Fall Creek Falls State Park employees learned Monday that the state is taking a significant formal step today in the plan to demolish, rebuild and privatize the park’s inn, restaurant and conference center, reports the Times-Free Press.

A request for proposals on the project is scheduled to be posted on the state’s website this morning, officials from the Tennessee Department of Environment and Conservation confirmed Tuesday.

TDEC officials met with the park’s full-time employees at the conference center Monday to discuss how the building project and subsequent privatization will affect the 48 full-time hospitality workers at the park.

“People are mad,” Van Buren County Mayor Greg Wilson said. “The employees are mad.”

TDEC Deputy Commissioner Brock Hill said Tuesday the state plans to identify its top proposal in late March or early April and that demolition of the 44-year-old building could begin by next December.

Hill called it a $22 million project that will benefit the local, regional and state economy as a company enters to operate the park with “a private sector business model.”

Opponents of the project argue that state parks are not intended to be profit centers and that extensive renovation at the inn would be a more cost-effective solution to falling occupancy rates.

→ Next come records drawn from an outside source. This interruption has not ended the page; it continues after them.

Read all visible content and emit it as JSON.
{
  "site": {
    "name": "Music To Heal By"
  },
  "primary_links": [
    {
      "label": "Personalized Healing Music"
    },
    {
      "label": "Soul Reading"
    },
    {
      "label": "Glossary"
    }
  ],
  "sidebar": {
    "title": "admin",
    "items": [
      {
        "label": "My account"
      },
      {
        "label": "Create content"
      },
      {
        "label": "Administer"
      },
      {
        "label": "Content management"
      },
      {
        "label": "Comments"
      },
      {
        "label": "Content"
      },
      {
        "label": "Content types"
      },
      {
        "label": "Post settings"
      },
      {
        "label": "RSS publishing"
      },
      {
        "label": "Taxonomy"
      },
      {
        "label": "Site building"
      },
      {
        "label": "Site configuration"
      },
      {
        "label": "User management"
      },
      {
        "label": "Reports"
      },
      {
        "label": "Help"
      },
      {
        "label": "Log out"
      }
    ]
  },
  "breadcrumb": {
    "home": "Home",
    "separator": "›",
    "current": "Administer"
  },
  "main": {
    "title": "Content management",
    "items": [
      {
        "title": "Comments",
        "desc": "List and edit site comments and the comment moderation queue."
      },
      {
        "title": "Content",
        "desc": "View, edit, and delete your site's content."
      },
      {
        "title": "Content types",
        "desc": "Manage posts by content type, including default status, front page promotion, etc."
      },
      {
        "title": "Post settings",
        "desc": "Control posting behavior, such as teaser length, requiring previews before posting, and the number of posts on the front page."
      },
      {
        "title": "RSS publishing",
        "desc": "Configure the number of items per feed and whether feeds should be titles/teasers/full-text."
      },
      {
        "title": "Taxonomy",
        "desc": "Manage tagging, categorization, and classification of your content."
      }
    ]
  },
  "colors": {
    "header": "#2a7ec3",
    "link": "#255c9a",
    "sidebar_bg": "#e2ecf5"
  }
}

Tennessee State Employees Association Executive Director Randy Stamps said Tuesday that he is “mystified” the state wants to tear the inn down, adding he expects there to be legislative hearings about the matter when the Tennessee General Assembly reconvenes next year…. “I do know there are some legislators who had no clue the money allotted to parks in the budget would be used this way.”